(Excerpts from an interface dataset)

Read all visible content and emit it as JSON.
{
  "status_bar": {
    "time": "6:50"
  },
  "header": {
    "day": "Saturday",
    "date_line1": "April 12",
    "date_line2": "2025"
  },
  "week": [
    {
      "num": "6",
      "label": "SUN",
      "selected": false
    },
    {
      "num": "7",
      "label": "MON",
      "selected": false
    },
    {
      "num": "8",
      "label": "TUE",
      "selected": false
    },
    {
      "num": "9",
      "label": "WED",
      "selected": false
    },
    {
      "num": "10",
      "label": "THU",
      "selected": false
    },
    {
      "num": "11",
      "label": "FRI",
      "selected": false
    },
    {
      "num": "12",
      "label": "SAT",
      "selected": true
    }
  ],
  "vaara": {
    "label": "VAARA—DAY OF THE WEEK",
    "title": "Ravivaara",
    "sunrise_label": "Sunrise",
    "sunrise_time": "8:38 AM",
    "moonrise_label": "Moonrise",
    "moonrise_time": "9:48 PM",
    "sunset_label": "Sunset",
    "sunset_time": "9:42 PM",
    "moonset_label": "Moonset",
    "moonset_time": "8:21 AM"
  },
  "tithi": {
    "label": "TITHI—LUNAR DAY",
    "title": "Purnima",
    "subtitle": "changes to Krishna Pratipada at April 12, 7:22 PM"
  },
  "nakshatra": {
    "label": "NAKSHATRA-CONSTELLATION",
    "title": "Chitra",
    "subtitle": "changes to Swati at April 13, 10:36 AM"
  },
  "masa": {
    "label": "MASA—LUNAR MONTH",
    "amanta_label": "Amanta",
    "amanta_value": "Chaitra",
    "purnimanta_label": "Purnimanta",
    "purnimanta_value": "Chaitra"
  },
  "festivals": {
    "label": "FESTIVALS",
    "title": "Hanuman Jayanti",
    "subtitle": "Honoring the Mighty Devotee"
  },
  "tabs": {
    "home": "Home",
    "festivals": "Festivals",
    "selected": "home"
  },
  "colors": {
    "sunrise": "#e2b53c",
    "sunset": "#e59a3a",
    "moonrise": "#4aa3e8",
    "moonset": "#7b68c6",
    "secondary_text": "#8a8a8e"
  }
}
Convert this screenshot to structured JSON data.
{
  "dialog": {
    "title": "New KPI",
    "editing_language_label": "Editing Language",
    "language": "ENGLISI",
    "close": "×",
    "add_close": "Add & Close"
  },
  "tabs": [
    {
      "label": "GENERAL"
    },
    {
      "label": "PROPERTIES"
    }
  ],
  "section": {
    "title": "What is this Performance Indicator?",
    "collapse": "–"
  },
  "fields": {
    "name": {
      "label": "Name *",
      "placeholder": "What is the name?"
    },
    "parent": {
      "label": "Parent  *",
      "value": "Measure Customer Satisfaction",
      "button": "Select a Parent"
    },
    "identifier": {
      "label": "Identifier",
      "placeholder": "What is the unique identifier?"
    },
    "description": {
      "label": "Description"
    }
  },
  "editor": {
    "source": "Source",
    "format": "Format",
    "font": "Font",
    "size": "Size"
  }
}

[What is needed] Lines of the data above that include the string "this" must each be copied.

[Output of the exercise]
Convert this screenshot to structured JSON data.
    "title": "What is this Performance Indicator?",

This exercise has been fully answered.